>>>>>

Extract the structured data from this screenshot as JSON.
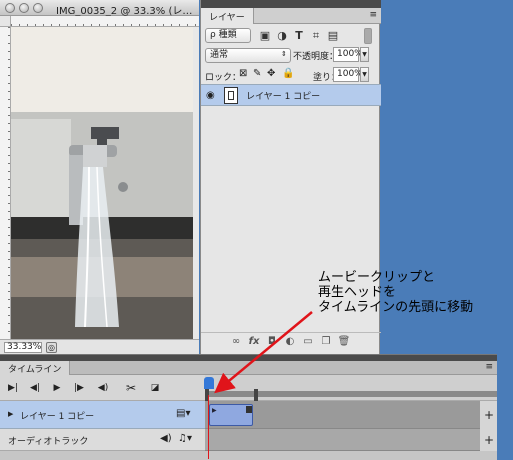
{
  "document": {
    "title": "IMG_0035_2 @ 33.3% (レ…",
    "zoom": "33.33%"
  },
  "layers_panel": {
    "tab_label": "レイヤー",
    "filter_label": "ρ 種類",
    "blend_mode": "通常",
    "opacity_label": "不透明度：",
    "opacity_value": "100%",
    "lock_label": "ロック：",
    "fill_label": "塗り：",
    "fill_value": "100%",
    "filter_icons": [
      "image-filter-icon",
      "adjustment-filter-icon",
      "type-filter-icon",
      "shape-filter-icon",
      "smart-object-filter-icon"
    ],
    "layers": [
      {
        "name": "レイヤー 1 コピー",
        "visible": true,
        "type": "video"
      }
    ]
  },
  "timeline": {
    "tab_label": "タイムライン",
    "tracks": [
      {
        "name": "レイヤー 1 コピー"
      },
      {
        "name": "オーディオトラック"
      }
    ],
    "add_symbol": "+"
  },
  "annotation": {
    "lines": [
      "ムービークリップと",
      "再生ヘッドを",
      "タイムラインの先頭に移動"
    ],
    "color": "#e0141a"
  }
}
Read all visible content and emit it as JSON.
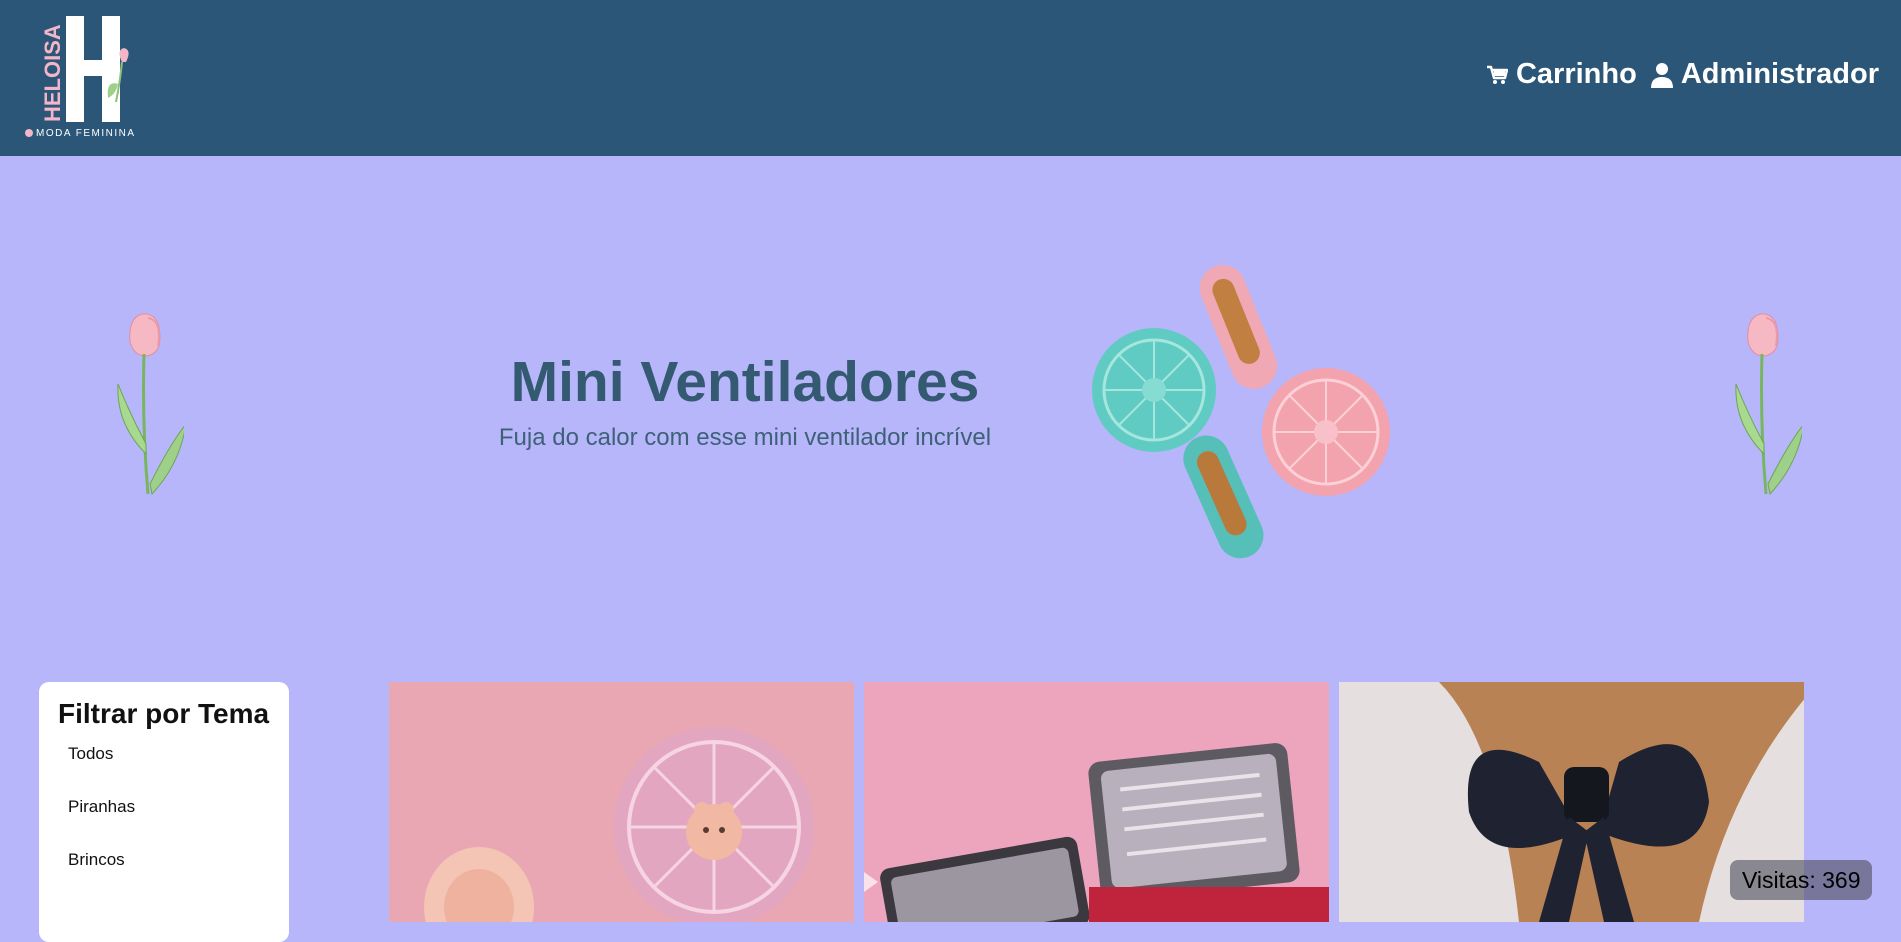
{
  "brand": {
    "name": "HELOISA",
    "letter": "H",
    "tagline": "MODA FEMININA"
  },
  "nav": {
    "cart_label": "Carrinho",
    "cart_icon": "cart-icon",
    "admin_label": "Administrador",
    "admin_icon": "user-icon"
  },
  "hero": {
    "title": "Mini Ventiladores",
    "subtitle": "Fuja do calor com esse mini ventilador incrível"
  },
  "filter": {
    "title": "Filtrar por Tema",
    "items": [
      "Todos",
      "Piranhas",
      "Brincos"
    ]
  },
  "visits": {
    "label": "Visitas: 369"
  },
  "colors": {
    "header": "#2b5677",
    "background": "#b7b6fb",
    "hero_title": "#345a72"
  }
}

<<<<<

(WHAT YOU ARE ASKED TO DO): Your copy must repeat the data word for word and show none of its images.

(EXERCISE RESULT):
Extract the structured data from this screenshot as JSON.
{
  "document": {
    "title": "IMG_0035_2 @ 33.3% (レ…",
    "zoom": "33.33%"
  },
  "layers_panel": {
    "tab_label": "レイヤー",
    "filter_label": "ρ 種類",
    "blend_mode": "通常",
    "opacity_label": "不透明度：",
    "opacity_value": "100%",
    "lock_label": "ロック：",
    "fill_label": "塗り：",
    "fill_value": "100%",
    "filter_icons": [
      "image-filter-icon",
      "adjustment-filter-icon",
      "type-filter-icon",
      "shape-filter-icon",
      "smart-object-filter-icon"
    ],
    "layers": [
      {
        "name": "レイヤー 1 コピー",
        "visible": true,
        "type": "video"
      }
    ]
  },
  "timeline": {
    "tab_label": "タイムライン",
    "tracks": [
      {
        "name": "レイヤー 1 コピー"
      },
      {
        "name": "オーディオトラック"
      }
    ],
    "add_symbol": "+"
  },
  "annotation": {
    "lines": [
      "ムービークリップと",
      "再生ヘッドを",
      "タイムラインの先頭に移動"
    ],
    "color": "#e0141a"
  }
}
Read all visible content and emit it as JSON.
{
  "brand": {
    "name": "HELOISA",
    "letter": "H",
    "tagline": "MODA FEMININA"
  },
  "nav": {
    "cart_label": "Carrinho",
    "cart_icon": "cart-icon",
    "admin_label": "Administrador",
    "admin_icon": "user-icon"
  },
  "hero": {
    "title": "Mini Ventiladores",
    "subtitle": "Fuja do calor com esse mini ventilador incrível"
  },
  "filter": {
    "title": "Filtrar por Tema",
    "items": [
      "Todos",
      "Piranhas",
      "Brincos"
    ]
  },
  "visits": {
    "label": "Visitas: 369"
  },
  "colors": {
    "header": "#2b5677",
    "background": "#b7b6fb",
    "hero_title": "#345a72"
  }
}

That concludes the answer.